Component data from apps and pages:
┄┄┄┄┄┄┄┄┄┄┄┄┄┄┄┄┄┄┄┄

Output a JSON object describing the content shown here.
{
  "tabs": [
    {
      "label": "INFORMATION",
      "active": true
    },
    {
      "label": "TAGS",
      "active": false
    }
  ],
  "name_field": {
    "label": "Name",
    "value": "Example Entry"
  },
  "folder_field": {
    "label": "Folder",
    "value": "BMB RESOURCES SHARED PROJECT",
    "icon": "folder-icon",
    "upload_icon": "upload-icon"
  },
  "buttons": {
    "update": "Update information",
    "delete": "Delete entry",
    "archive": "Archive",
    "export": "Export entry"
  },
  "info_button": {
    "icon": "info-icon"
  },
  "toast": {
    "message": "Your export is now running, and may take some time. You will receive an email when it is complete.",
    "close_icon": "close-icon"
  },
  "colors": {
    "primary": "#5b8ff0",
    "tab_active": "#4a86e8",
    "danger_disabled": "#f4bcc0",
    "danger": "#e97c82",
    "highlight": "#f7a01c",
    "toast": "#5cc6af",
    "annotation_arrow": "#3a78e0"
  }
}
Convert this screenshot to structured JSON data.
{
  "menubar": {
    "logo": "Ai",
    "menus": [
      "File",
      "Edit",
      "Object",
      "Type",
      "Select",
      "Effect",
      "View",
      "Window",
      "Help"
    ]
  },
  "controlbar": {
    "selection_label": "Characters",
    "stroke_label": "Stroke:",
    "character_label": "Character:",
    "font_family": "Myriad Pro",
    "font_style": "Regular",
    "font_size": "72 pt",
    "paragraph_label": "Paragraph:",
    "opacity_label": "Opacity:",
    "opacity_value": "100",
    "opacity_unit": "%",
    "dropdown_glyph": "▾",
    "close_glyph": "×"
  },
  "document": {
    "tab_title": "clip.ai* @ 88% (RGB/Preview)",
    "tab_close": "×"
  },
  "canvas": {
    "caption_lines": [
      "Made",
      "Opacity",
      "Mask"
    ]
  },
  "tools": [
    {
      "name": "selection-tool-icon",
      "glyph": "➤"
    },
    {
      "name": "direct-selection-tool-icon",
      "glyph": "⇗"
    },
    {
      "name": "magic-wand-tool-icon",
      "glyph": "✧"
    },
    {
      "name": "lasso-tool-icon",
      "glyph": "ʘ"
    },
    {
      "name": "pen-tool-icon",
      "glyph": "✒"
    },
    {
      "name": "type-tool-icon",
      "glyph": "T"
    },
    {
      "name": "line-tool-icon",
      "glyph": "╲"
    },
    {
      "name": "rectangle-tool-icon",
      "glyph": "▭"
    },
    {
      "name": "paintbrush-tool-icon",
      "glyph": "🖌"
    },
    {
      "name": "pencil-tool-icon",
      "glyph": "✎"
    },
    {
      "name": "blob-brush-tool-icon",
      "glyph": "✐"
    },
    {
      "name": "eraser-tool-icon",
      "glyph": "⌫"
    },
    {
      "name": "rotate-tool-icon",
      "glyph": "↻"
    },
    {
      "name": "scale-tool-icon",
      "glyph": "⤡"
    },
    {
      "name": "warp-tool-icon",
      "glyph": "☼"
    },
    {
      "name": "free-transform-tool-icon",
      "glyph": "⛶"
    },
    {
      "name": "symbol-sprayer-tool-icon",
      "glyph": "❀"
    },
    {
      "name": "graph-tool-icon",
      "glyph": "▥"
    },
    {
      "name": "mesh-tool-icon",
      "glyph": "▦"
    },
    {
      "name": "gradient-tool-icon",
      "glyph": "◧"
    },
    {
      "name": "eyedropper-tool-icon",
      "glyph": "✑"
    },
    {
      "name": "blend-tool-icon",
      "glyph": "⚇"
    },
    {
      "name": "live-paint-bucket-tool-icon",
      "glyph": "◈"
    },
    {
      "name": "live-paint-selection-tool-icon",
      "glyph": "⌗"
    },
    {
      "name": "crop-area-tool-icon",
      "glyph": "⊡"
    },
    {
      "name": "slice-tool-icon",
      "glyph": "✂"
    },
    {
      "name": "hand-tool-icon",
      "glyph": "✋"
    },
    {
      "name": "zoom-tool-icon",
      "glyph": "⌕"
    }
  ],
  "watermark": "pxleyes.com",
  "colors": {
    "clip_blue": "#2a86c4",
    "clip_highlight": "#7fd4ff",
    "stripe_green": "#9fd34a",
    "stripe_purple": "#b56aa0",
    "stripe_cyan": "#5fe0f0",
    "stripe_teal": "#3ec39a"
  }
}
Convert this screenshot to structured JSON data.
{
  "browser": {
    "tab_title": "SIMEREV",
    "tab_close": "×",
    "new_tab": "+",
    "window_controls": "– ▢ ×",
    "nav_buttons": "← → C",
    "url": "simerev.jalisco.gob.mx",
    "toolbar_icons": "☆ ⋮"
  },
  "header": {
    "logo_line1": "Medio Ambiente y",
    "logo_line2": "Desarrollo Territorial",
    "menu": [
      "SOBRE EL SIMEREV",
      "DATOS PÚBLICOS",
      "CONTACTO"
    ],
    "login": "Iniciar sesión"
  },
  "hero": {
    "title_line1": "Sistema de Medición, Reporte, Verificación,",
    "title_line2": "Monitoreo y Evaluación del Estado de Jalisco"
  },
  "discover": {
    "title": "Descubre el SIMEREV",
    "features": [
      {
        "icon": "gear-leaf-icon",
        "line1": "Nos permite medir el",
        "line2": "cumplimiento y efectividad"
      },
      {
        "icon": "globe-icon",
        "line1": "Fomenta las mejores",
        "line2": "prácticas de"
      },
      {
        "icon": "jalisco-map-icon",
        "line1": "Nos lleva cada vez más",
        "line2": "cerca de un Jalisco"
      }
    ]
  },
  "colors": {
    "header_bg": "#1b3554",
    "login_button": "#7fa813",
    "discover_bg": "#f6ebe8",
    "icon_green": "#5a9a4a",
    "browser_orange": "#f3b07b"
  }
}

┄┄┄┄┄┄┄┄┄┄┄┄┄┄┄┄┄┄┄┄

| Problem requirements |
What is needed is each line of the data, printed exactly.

| Written response |
Output a JSON object describing the content shown here.
{
  "tabs": [
    {
      "label": "INFORMATION",
      "active": true
    },
    {
      "label": "TAGS",
      "active": false
    }
  ],
  "name_field": {
    "label": "Name",
    "value": "Example Entry"
  },
  "folder_field": {
    "label": "Folder",
    "value": "BMB RESOURCES SHARED PROJECT",
    "icon": "folder-icon",
    "upload_icon": "upload-icon"
  },
  "buttons": {
    "update": "Update information",
    "delete": "Delete entry",
    "archive": "Archive",
    "export": "Export entry"
  },
  "info_button": {
    "icon": "info-icon"
  },
  "toast": {
    "message": "Your export is now running, and may take some time. You will receive an email when it is complete.",
    "close_icon": "close-icon"
  },
  "colors": {
    "primary": "#5b8ff0",
    "tab_active": "#4a86e8",
    "danger_disabled": "#f4bcc0",
    "danger": "#e97c82",
    "highlight": "#f7a01c",
    "toast": "#5cc6af",
    "annotation_arrow": "#3a78e0"
  }
}
Convert this screenshot to structured JSON data.
{
  "menubar": {
    "logo": "Ai",
    "menus": [
      "File",
      "Edit",
      "Object",
      "Type",
      "Select",
      "Effect",
      "View",
      "Window",
      "Help"
    ]
  },
  "controlbar": {
    "selection_label": "Characters",
    "stroke_label": "Stroke:",
    "character_label": "Character:",
    "font_family": "Myriad Pro",
    "font_style": "Regular",
    "font_size": "72 pt",
    "paragraph_label": "Paragraph:",
    "opacity_label": "Opacity:",
    "opacity_value": "100",
    "opacity_unit": "%",
    "dropdown_glyph": "▾",
    "close_glyph": "×"
  },
  "document": {
    "tab_title": "clip.ai* @ 88% (RGB/Preview)",
    "tab_close": "×"
  },
  "canvas": {
    "caption_lines": [
      "Made",
      "Opacity",
      "Mask"
    ]
  },
  "tools": [
    {
      "name": "selection-tool-icon",
      "glyph": "➤"
    },
    {
      "name": "direct-selection-tool-icon",
      "glyph": "⇗"
    },
    {
      "name": "magic-wand-tool-icon",
      "glyph": "✧"
    },
    {
      "name": "lasso-tool-icon",
      "glyph": "ʘ"
    },
    {
      "name": "pen-tool-icon",
      "glyph": "✒"
    },
    {
      "name": "type-tool-icon",
      "glyph": "T"
    },
    {
      "name": "line-tool-icon",
      "glyph": "╲"
    },
    {
      "name": "rectangle-tool-icon",
      "glyph": "▭"
    },
    {
      "name": "paintbrush-tool-icon",
      "glyph": "🖌"
    },
    {
      "name": "pencil-tool-icon",
      "glyph": "✎"
    },
    {
      "name": "blob-brush-tool-icon",
      "glyph": "✐"
    },
    {
      "name": "eraser-tool-icon",
      "glyph": "⌫"
    },
    {
      "name": "rotate-tool-icon",
      "glyph": "↻"
    },
    {
      "name": "scale-tool-icon",
      "glyph": "⤡"
    },
    {
      "name": "warp-tool-icon",
      "glyph": "☼"
    },
    {
      "name": "free-transform-tool-icon",
      "glyph": "⛶"
    },
    {
      "name": "symbol-sprayer-tool-icon",
      "glyph": "❀"
    },
    {
      "name": "graph-tool-icon",
      "glyph": "▥"
    },
    {
      "name": "mesh-tool-icon",
      "glyph": "▦"
    },
    {
      "name": "gradient-tool-icon",
      "glyph": "◧"
    },
    {
      "name": "eyedropper-tool-icon",
      "glyph": "✑"
    },
    {
      "name": "blend-tool-icon",
      "glyph": "⚇"
    },
    {
      "name": "live-paint-bucket-tool-icon",
      "glyph": "◈"
    },
    {
      "name": "live-paint-selection-tool-icon",
      "glyph": "⌗"
    },
    {
      "name": "crop-area-tool-icon",
      "glyph": "⊡"
    },
    {
      "name": "slice-tool-icon",
      "glyph": "✂"
    },
    {
      "name": "hand-tool-icon",
      "glyph": "✋"
    },
    {
      "name": "zoom-tool-icon",
      "glyph": "⌕"
    }
  ],
  "watermark": "pxleyes.com",
  "colors": {
    "clip_blue": "#2a86c4",
    "clip_highlight": "#7fd4ff",
    "stripe_green": "#9fd34a",
    "stripe_purple": "#b56aa0",
    "stripe_cyan": "#5fe0f0",
    "stripe_teal": "#3ec39a"
  }
}
Convert this screenshot to structured JSON data.
{
  "browser": {
    "tab_title": "SIMEREV",
    "tab_close": "×",
    "new_tab": "+",
    "window_controls": "– ▢ ×",
    "nav_buttons": "← → C",
    "url": "simerev.jalisco.gob.mx",
    "toolbar_icons": "☆ ⋮"
  },
  "header": {
    "logo_line1": "Medio Ambiente y",
    "logo_line2": "Desarrollo Territorial",
    "menu": [
      "SOBRE EL SIMEREV",
      "DATOS PÚBLICOS",
      "CONTACTO"
    ],
    "login": "Iniciar sesión"
  },
  "hero": {
    "title_line1": "Sistema de Medición, Reporte, Verificación,",
    "title_line2": "Monitoreo y Evaluación del Estado de Jalisco"
  },
  "discover": {
    "title": "Descubre el SIMEREV",
    "features": [
      {
        "icon": "gear-leaf-icon",
        "line1": "Nos permite medir el",
        "line2": "cumplimiento y efectividad"
      },
      {
        "icon": "globe-icon",
        "line1": "Fomenta las mejores",
        "line2": "prácticas de"
      },
      {
        "icon": "jalisco-map-icon",
        "line1": "Nos lleva cada vez más",
        "line2": "cerca de un Jalisco"
      }
    ]
  },
  "colors": {
    "header_bg": "#1b3554",
    "login_button": "#7fa813",
    "discover_bg": "#f6ebe8",
    "icon_green": "#5a9a4a",
    "browser_orange": "#f3b07b"
  }
}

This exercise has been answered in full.